Like many Quaker meetings, my own – Forest Hill Meeting in London – has moved into the virtual sphere. One of the unexpected delights of this is seeing the faces of old friends, many of whom who moved away years ago, appearing on our screens. Seamlessly, they become part of the life of the meeting again.
Jenny moved last summer, leaving our community sad to say goodbye to a valued elder. When the crisis hit, it felt natural for her to return to Forest Hill to join us on Zoom and our WhatsApp group.
"When the lockdown happened, I just wanted to come back to the meeting," she told me. “It feels like home."
Creating a tapestry
If you've been a member of a Quaker meeting for any length of time, you'll find that like Jenny you've woven yourself into the tapestry of that meeting. Those threads are often joyous moments, like the rich sunset epilogue at a residential weekend, or a child's welcoming ceremony into the life of the meeting.
Tessa moved out of London with her partner several years ago but is now returning to our meeting every Sunday on Zoom. "I suppose it's the 'known' that you get drawn to at this time," she explained.
"It feels comfortable, familiar, and it's good to be able to see faces from your past. But actually, it's more than that. It's your shared, unique experiences: residential weekends, holidays, our wedding, support given when I was clerk. I could go on and on."
Equally important to building up this tapestry are those more difficult, sometimes frustrating times (often in committees or business meetings) working through our differences, working through decisions and irritations with each other ever slowly, ever carefully.
One of my favourite quotes from our central text, Quaker faith & practice, really speaks my mind on this: "It is by our 'imperfections' that we move towards each other, towards wholeness of relationship. It is our oddities, our grittiness, the occasions when we hurt or are hurt, that challenge us to a deeper knowledge of each other" (Qf&p 21.07).

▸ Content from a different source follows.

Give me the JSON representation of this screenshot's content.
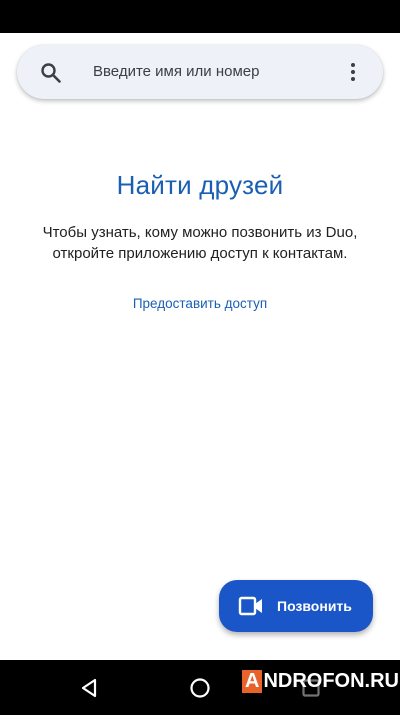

The small nature of meetings and the need for us to work closely together in our slow and deliberate way forces us to slow down and consider others who may rub us and irritate.
As the years go by, we find we are entwined and woven into the fabric of this tapestry with all Friends in our meeting – who we know, and who we find (sometimes to our surprise) that we love.
Old and new
Before the lockdown, old Friends 'from away' could come back, visit occasionally and say hello. But now, an old Friend can return and really be part of the meeting, and again weave new threads in our shared tapestry.
It doesn't mean Quakers need to abandon their new meetings, either. "Last Sunday I was able to be in two meetings, 50 miles apart!" Tessa told me.
Necessity is the mother of invention (so they say). But after the crisis is over and we all return to our meeting houses, shall we place a laptop in a corner or open a WhatsApp group, as a way to leave the door open for old Friends to come home again?